In August, the Muslim ruler in Egypt sent an army to recapture Jerusalem. The Crusaders were able to repel them with little effort. Afterward, most of the knights, having fulfilled their vow to retake Jerusalem, returned to their homes in Catholic Christendom.

Once the Latin Kingdom of Jerusalem had been established, knights and soldiers from Catholic Christendom came and went with some regularity. These reinforcements helped the small vulnerable Catholic kingdoms in central Levantia to extend and consolidate their control by capturing the coastal cities of Acre in 1104, Tripoli in 1109, Beirut and Sidon in 1110, and Tyre in 1124. Catholic Christian control was also strengthened by the creation of two military monastic orders: the Knights Hospitallers in 1113 and the Knights Templar in 1129.
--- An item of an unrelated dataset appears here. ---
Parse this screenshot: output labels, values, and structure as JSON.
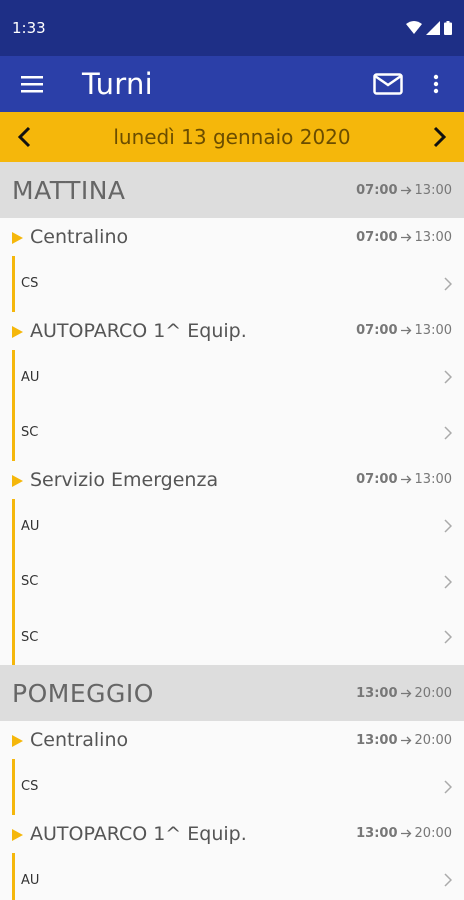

In the 26 years between the takeover of Edessa in 1098 and the capture of Tyre in 1124, knights and soldiers from Catholic Christendom had managed to take control of central Levantia from Muslims and to establish the four small Catholic states of Edessa, Antioch, Tripoli, and Jerusalem. All the Crusades which followed, until the final loss of the last Catholic outpost in 1291, were simply greater or lesser attempts to maintain the existence of those four small Catholic states against constant Muslim attempts to make them disappear.

Copyright © 2013 by Steven Farsaci. All rights reserved.